» Input material

————

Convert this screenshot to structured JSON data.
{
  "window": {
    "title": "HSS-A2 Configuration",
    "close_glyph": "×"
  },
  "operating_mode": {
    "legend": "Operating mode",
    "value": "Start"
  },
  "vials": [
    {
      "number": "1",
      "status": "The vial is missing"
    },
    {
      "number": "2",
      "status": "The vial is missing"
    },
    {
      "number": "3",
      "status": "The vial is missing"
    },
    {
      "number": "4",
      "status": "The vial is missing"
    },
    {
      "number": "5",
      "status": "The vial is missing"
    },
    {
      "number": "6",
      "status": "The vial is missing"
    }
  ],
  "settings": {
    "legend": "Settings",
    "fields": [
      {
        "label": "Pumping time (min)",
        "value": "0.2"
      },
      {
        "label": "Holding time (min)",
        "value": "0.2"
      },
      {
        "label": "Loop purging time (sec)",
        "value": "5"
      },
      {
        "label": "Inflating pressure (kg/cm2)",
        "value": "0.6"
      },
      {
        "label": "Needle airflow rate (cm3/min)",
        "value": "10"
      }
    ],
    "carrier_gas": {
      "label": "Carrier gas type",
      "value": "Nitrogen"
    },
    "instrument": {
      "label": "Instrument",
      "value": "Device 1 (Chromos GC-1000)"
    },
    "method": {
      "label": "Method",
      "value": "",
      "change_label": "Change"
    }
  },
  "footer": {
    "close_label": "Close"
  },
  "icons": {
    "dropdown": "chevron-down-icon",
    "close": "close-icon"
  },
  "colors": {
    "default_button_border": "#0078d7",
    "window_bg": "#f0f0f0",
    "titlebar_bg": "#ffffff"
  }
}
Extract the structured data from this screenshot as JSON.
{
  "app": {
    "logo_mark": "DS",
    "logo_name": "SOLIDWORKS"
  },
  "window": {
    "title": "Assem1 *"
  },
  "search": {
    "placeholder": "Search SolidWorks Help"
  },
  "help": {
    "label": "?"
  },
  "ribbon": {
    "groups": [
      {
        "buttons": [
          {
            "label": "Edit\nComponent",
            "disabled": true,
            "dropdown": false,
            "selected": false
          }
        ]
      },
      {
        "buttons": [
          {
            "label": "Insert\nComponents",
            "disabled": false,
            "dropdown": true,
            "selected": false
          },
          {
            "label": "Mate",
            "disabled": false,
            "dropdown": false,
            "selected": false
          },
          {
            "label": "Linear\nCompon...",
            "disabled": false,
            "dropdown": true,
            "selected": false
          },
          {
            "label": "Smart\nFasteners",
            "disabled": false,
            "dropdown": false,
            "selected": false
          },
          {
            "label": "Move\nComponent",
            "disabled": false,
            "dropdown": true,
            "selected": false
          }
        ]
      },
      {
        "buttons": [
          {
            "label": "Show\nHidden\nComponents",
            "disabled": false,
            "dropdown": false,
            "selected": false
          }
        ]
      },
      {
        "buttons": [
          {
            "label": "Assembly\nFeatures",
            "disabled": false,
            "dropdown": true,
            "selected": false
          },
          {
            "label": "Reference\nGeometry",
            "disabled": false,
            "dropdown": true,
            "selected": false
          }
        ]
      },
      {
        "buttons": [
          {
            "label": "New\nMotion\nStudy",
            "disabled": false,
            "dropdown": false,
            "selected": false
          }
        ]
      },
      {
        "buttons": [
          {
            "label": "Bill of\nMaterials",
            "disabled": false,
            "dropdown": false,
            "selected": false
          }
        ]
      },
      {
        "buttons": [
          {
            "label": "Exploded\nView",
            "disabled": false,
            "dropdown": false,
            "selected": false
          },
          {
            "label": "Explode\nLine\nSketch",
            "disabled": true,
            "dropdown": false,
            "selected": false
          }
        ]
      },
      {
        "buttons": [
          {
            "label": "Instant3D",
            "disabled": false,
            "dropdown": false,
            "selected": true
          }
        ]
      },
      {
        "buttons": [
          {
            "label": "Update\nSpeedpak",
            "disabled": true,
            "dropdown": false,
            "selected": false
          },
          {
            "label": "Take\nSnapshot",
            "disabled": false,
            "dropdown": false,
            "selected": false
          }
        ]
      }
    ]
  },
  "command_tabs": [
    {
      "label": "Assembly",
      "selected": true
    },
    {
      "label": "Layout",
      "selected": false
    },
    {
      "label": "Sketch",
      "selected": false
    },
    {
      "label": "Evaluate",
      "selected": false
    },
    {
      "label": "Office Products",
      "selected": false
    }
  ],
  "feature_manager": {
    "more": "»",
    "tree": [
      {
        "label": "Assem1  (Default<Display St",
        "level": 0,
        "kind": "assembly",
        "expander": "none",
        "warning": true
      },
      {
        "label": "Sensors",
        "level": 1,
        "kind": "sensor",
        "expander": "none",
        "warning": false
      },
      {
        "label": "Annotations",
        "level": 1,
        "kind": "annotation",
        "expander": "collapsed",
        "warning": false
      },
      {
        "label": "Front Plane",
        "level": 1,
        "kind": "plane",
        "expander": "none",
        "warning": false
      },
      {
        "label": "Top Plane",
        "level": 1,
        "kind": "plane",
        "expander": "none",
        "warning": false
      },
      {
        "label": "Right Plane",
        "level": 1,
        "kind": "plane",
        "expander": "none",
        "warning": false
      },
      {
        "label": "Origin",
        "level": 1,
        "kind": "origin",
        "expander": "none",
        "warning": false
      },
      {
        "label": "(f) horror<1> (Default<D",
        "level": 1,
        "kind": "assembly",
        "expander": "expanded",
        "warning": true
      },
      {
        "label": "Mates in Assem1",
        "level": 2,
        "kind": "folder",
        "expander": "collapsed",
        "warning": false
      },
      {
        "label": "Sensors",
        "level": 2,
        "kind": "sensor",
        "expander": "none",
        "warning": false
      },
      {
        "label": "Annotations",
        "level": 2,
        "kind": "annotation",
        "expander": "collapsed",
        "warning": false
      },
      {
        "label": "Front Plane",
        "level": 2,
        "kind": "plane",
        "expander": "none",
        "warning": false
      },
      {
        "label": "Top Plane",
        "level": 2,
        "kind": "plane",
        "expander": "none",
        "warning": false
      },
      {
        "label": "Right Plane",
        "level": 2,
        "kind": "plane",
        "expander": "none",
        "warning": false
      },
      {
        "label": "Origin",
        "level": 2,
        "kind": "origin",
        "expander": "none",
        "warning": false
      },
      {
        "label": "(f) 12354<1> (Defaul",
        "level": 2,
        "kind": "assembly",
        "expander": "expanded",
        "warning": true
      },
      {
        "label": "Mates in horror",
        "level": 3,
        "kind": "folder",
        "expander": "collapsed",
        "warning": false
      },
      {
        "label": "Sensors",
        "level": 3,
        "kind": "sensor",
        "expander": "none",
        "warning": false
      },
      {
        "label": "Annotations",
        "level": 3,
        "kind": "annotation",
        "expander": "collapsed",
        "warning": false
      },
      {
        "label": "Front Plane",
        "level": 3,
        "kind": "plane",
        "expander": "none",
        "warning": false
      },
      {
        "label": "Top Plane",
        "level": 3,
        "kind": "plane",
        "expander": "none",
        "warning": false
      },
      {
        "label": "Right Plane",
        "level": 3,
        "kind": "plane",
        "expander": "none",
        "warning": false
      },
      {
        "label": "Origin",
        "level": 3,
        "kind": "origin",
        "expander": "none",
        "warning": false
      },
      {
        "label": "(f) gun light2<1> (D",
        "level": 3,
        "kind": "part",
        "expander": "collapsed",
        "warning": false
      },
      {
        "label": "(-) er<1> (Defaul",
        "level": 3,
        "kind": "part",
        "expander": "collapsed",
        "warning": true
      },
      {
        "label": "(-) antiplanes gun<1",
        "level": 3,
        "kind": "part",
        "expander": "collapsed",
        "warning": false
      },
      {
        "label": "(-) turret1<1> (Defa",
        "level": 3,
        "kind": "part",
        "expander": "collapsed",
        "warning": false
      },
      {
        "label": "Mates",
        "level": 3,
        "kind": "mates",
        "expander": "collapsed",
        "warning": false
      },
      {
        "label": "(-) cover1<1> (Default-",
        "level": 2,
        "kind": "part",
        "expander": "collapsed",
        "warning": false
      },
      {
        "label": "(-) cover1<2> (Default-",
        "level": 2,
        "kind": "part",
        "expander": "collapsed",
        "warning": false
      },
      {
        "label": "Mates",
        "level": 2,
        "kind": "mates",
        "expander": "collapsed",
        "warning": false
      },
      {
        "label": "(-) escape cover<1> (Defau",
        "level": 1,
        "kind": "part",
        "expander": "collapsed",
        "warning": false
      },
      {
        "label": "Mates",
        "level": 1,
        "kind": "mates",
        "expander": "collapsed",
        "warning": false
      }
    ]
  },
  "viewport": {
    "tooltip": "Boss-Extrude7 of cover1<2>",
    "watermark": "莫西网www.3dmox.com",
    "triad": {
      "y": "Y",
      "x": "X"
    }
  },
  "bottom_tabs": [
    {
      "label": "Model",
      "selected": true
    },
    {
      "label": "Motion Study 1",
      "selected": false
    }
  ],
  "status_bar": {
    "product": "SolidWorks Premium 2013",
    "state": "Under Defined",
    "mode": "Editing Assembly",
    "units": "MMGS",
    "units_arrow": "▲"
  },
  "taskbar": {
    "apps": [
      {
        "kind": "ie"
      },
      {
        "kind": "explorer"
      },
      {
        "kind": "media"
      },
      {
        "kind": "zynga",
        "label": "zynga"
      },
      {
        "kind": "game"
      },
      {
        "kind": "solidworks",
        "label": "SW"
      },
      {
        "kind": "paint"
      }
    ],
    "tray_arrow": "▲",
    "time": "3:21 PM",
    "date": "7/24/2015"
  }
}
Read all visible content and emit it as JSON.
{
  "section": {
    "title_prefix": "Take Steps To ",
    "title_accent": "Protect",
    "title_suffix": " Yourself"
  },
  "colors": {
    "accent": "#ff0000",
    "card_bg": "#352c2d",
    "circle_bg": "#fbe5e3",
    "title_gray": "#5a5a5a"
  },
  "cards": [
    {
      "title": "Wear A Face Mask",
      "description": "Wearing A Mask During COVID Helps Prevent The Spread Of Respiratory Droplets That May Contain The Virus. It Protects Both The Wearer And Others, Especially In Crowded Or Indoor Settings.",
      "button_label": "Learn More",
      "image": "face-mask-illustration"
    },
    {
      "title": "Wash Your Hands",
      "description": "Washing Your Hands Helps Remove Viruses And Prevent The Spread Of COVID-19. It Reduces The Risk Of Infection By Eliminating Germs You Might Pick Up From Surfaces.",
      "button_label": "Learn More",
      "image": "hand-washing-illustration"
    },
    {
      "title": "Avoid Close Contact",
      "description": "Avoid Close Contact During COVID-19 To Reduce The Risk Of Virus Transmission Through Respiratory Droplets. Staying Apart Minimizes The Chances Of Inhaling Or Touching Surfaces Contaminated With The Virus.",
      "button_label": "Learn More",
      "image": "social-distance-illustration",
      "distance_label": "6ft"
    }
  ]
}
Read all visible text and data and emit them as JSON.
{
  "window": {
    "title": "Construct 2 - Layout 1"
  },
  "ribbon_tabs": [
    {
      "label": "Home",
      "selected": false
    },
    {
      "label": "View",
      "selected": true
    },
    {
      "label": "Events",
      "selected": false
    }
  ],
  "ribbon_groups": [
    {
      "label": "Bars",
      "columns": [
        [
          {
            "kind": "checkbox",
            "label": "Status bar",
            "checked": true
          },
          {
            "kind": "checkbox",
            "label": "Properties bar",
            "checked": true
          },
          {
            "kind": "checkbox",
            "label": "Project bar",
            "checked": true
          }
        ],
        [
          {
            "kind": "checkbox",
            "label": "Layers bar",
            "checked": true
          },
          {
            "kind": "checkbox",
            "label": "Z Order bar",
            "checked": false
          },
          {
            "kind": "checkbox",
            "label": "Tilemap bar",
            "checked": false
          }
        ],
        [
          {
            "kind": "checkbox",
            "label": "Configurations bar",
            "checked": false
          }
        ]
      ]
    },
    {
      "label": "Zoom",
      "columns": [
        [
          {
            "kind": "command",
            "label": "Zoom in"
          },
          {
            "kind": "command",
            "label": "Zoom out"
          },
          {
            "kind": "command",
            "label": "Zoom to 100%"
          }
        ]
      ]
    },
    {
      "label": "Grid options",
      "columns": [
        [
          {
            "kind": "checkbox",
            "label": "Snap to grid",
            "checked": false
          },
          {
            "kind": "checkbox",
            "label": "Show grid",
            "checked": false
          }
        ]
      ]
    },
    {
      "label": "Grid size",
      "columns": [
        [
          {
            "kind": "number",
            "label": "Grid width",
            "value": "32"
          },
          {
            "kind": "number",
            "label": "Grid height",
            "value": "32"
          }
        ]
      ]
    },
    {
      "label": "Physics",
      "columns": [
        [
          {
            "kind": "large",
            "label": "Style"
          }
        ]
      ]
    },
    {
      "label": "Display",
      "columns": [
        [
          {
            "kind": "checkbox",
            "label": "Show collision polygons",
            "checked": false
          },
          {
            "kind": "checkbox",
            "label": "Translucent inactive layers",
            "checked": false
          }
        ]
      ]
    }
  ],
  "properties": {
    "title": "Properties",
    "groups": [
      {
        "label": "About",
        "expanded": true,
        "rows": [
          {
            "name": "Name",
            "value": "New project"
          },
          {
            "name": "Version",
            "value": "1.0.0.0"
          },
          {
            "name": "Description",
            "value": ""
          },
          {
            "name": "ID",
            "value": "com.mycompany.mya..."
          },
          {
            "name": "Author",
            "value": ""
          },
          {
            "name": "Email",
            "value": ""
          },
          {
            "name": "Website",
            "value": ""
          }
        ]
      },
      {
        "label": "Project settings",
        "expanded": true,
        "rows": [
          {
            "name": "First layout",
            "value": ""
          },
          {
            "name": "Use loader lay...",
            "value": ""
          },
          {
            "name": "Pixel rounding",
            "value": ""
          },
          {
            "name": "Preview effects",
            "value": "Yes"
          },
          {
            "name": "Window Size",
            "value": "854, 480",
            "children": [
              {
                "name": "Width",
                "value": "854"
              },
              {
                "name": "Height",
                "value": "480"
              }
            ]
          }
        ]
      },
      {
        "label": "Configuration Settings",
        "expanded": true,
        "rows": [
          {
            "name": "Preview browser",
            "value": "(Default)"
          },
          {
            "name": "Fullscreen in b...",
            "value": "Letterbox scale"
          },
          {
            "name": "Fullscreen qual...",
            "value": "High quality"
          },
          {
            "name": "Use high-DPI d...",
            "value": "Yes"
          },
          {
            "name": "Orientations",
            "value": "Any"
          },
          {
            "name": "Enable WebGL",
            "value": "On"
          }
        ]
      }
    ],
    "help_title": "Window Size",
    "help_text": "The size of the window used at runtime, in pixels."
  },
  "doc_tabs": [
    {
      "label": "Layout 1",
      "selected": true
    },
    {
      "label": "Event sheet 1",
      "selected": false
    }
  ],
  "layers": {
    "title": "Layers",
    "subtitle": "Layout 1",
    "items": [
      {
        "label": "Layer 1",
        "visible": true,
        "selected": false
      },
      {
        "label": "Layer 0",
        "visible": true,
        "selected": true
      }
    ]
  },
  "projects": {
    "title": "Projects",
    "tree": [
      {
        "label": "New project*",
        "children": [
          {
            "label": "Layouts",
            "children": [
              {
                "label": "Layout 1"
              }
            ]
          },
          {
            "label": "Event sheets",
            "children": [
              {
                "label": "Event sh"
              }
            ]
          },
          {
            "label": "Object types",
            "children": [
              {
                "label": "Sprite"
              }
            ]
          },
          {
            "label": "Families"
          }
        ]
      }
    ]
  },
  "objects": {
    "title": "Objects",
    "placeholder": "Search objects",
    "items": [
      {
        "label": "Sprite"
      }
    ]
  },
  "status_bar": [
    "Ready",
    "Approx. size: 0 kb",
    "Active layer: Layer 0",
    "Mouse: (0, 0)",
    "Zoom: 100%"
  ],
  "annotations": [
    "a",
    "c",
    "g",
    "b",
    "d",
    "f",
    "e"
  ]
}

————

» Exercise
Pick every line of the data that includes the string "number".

» Task output
      "number": "1",
      "number": "2",
      "number": "3",
      "number": "4",
      "number": "5",
      "number": "6",
            "kind": "number",
            "kind": "number",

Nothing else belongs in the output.